Nothing but an exact copy of the records is expected here.

*Records from a data collection*
==*==
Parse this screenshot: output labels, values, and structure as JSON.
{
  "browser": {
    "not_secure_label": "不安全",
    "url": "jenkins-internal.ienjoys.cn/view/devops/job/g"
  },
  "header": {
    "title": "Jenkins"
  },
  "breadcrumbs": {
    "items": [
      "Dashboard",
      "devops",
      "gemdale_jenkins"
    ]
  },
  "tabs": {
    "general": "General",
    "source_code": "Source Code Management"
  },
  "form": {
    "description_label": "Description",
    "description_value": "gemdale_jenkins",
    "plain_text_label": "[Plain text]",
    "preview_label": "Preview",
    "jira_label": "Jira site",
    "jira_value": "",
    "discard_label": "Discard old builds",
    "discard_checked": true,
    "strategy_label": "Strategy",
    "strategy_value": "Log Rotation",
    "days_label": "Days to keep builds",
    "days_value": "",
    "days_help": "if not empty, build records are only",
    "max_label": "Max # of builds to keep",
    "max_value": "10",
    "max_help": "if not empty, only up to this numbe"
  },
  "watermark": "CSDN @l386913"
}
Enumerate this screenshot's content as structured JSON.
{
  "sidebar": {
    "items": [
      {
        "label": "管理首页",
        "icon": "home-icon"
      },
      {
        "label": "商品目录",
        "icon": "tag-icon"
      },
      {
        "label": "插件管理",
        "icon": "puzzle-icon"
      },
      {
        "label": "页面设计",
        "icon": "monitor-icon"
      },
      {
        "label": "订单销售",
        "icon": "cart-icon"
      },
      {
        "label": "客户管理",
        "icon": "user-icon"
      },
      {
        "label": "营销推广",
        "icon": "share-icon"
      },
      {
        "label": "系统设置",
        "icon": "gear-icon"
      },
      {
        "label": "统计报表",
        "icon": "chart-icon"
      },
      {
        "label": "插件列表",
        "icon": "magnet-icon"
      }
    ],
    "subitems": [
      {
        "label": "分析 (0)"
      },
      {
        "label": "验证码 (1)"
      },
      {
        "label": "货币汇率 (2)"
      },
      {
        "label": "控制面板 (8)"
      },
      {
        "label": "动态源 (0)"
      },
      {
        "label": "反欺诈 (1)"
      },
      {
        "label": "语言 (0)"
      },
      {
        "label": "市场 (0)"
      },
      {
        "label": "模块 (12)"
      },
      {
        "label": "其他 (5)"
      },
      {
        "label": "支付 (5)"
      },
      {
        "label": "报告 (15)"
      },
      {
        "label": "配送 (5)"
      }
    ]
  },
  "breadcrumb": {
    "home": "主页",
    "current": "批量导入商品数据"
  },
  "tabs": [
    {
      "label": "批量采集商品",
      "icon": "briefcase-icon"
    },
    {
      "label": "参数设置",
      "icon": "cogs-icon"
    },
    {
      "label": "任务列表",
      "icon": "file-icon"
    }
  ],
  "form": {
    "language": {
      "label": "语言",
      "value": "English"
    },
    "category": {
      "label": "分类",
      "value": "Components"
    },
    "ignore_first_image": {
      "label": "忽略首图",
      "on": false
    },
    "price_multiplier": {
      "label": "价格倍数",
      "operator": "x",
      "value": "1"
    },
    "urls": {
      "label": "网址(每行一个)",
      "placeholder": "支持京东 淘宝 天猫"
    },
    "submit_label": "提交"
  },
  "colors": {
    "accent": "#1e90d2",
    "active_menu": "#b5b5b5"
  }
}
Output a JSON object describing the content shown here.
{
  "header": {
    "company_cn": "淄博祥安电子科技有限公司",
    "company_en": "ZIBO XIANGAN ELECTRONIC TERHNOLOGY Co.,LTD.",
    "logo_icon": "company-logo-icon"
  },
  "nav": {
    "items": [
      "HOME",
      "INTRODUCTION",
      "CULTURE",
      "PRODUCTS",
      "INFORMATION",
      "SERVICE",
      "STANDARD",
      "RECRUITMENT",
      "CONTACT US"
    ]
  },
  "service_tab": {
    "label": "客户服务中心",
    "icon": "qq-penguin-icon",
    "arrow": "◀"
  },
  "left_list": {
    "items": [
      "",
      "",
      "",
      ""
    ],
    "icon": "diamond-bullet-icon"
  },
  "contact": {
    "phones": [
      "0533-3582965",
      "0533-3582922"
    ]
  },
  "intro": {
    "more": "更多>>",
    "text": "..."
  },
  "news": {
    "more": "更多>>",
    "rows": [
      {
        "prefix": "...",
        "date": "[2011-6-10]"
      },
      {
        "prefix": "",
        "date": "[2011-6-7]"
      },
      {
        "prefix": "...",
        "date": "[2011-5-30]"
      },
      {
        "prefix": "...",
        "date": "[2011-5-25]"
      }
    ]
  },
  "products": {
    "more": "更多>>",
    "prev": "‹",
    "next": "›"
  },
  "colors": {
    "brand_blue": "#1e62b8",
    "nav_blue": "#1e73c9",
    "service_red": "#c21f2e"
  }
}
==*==
*Reply*
Parse this screenshot: output labels, values, and structure as JSON.
{
  "browser": {
    "not_secure_label": "不安全",
    "url": "jenkins-internal.ienjoys.cn/view/devops/job/g"
  },
  "header": {
    "title": "Jenkins"
  },
  "breadcrumbs": {
    "items": [
      "Dashboard",
      "devops",
      "gemdale_jenkins"
    ]
  },
  "tabs": {
    "general": "General",
    "source_code": "Source Code Management"
  },
  "form": {
    "description_label": "Description",
    "description_value": "gemdale_jenkins",
    "plain_text_label": "[Plain text]",
    "preview_label": "Preview",
    "jira_label": "Jira site",
    "jira_value": "",
    "discard_label": "Discard old builds",
    "discard_checked": true,
    "strategy_label": "Strategy",
    "strategy_value": "Log Rotation",
    "days_label": "Days to keep builds",
    "days_value": "",
    "days_help": "if not empty, build records are only",
    "max_label": "Max # of builds to keep",
    "max_value": "10",
    "max_help": "if not empty, only up to this numbe"
  },
  "watermark": "CSDN @l386913"
}
Enumerate this screenshot's content as structured JSON.
{
  "sidebar": {
    "items": [
      {
        "label": "管理首页",
        "icon": "home-icon"
      },
      {
        "label": "商品目录",
        "icon": "tag-icon"
      },
      {
        "label": "插件管理",
        "icon": "puzzle-icon"
      },
      {
        "label": "页面设计",
        "icon": "monitor-icon"
      },
      {
        "label": "订单销售",
        "icon": "cart-icon"
      },
      {
        "label": "客户管理",
        "icon": "user-icon"
      },
      {
        "label": "营销推广",
        "icon": "share-icon"
      },
      {
        "label": "系统设置",
        "icon": "gear-icon"
      },
      {
        "label": "统计报表",
        "icon": "chart-icon"
      },
      {
        "label": "插件列表",
        "icon": "magnet-icon"
      }
    ],
    "subitems": [
      {
        "label": "分析 (0)"
      },
      {
        "label": "验证码 (1)"
      },
      {
        "label": "货币汇率 (2)"
      },
      {
        "label": "控制面板 (8)"
      },
      {
        "label": "动态源 (0)"
      },
      {
        "label": "反欺诈 (1)"
      },
      {
        "label": "语言 (0)"
      },
      {
        "label": "市场 (0)"
      },
      {
        "label": "模块 (12)"
      },
      {
        "label": "其他 (5)"
      },
      {
        "label": "支付 (5)"
      },
      {
        "label": "报告 (15)"
      },
      {
        "label": "配送 (5)"
      }
    ]
  },
  "breadcrumb": {
    "home": "主页",
    "current": "批量导入商品数据"
  },
  "tabs": [
    {
      "label": "批量采集商品",
      "icon": "briefcase-icon"
    },
    {
      "label": "参数设置",
      "icon": "cogs-icon"
    },
    {
      "label": "任务列表",
      "icon": "file-icon"
    }
  ],
  "form": {
    "language": {
      "label": "语言",
      "value": "English"
    },
    "category": {
      "label": "分类",
      "value": "Components"
    },
    "ignore_first_image": {
      "label": "忽略首图",
      "on": false
    },
    "price_multiplier": {
      "label": "价格倍数",
      "operator": "x",
      "value": "1"
    },
    "urls": {
      "label": "网址(每行一个)",
      "placeholder": "支持京东 淘宝 天猫"
    },
    "submit_label": "提交"
  },
  "colors": {
    "accent": "#1e90d2",
    "active_menu": "#b5b5b5"
  }
}
Output a JSON object describing the content shown here.
{
  "header": {
    "company_cn": "淄博祥安电子科技有限公司",
    "company_en": "ZIBO XIANGAN ELECTRONIC TERHNOLOGY Co.,LTD.",
    "logo_icon": "company-logo-icon"
  },
  "nav": {
    "items": [
      "HOME",
      "INTRODUCTION",
      "CULTURE",
      "PRODUCTS",
      "INFORMATION",
      "SERVICE",
      "STANDARD",
      "RECRUITMENT",
      "CONTACT US"
    ]
  },
  "service_tab": {
    "label": "客户服务中心",
    "icon": "qq-penguin-icon",
    "arrow": "◀"
  },
  "left_list": {
    "items": [
      "",
      "",
      "",
      ""
    ],
    "icon": "diamond-bullet-icon"
  },
  "contact": {
    "phones": [
      "0533-3582965",
      "0533-3582922"
    ]
  },
  "intro": {
    "more": "更多>>",
    "text": "..."
  },
  "news": {
    "more": "更多>>",
    "rows": [
      {
        "prefix": "...",
        "date": "[2011-6-10]"
      },
      {
        "prefix": "",
        "date": "[2011-6-7]"
      },
      {
        "prefix": "...",
        "date": "[2011-5-30]"
      },
      {
        "prefix": "...",
        "date": "[2011-5-25]"
      }
    ]
  },
  "products": {
    "more": "更多>>",
    "prev": "‹",
    "next": "›"
  },
  "colors": {
    "brand_blue": "#1e62b8",
    "nav_blue": "#1e73c9",
    "service_red": "#c21f2e"
  }
}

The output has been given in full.